Inflation figures out last week showed the consumer prices index reached 3.3% in May. The retail prices index (RPI), regarded as a better measure of the cost of living because it includes mortgage interest, rose slightly to 4.3%.
This led to the government urging restraint in pay settlements, concerned that higher demands could feed inflation and lead to a 1970s-style ‘wage-price spiral’, where companies hike up the cost of products to offset salary costs.
But John Philpott, CIPD chief economist, said the pain was more likely to be felt with a bigger rise in unemployment. “If there are inflation-matching pay hikes, the consequence will not be a damaging pay-price spiral of the kind the economy experienced in times past, but instead fewer jobs,” he said.
At the moment there is little sign of mounting pay pressure in the economy. Figures from Personnel Today’s sister publication Industrial Relations Services found that just 6.1% of pay awards were worth the same or more than RPI inflation.

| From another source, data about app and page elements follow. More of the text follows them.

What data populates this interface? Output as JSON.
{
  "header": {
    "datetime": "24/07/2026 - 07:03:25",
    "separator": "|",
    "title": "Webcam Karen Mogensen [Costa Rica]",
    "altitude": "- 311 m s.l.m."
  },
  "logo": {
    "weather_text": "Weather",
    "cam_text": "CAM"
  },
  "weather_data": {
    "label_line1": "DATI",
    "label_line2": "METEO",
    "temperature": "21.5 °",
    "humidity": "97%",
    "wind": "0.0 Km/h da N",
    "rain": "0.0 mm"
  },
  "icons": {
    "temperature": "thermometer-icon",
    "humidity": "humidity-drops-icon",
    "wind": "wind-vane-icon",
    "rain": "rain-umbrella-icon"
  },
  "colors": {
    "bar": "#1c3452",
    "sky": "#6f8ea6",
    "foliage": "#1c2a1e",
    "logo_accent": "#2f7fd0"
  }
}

Pay settlement figures from manufacturers’ organisation the EEF for the three months to the end of May also revealed that the average level of pay settlements fell to 3%.
Philpott warned that the next few months were likely to be challenging for employers across the public and private sectors. “They will need to convey to staff the importance of responsible pay deals and ideally demonstrate that restraint will be observed at every level, from the board to the shop floor and office,” he said.
Unions have already indicated they are prepared to tear up multi-year agreements and demand higher pay for workers if the cost of living continues to rise.